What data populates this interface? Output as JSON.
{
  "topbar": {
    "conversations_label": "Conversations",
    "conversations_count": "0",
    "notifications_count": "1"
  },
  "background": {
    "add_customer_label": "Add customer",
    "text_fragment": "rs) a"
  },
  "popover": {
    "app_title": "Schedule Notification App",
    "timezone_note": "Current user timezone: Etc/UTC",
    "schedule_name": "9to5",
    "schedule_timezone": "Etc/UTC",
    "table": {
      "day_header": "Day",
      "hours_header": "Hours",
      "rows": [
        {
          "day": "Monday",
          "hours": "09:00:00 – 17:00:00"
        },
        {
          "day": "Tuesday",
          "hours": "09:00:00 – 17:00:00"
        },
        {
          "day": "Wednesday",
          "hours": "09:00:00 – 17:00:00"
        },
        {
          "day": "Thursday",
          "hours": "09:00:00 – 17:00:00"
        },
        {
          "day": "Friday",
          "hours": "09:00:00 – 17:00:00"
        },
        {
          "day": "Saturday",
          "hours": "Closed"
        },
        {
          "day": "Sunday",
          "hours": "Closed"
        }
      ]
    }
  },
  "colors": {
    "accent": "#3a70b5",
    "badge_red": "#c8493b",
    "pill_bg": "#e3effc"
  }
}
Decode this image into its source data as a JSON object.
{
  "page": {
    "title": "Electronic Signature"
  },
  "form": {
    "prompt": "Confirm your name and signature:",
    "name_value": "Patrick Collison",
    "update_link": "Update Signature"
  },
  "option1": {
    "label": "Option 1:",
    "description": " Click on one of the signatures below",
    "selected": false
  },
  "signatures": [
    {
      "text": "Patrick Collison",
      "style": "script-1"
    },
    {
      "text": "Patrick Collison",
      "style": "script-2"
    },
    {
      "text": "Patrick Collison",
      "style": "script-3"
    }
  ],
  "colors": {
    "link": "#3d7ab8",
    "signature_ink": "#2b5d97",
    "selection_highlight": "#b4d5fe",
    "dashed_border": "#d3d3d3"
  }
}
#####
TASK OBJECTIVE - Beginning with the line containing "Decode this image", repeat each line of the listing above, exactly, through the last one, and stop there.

PROBLEM SOLUTION -
Decode this image into its source data as a JSON object.
{
  "page": {
    "title": "Electronic Signature"
  },
  "form": {
    "prompt": "Confirm your name and signature:",
    "name_value": "Patrick Collison",
    "update_link": "Update Signature"
  },
  "option1": {
    "label": "Option 1:",
    "description": " Click on one of the signatures below",
    "selected": false
  },
  "signatures": [
    {
      "text": "Patrick Collison",
      "style": "script-1"
    },
    {
      "text": "Patrick Collison",
      "style": "script-2"
    },
    {
      "text": "Patrick Collison",
      "style": "script-3"
    }
  ],
  "colors": {
    "link": "#3d7ab8",
    "signature_ink": "#2b5d97",
    "selection_highlight": "#b4d5fe",
    "dashed_border": "#d3d3d3"
  }
}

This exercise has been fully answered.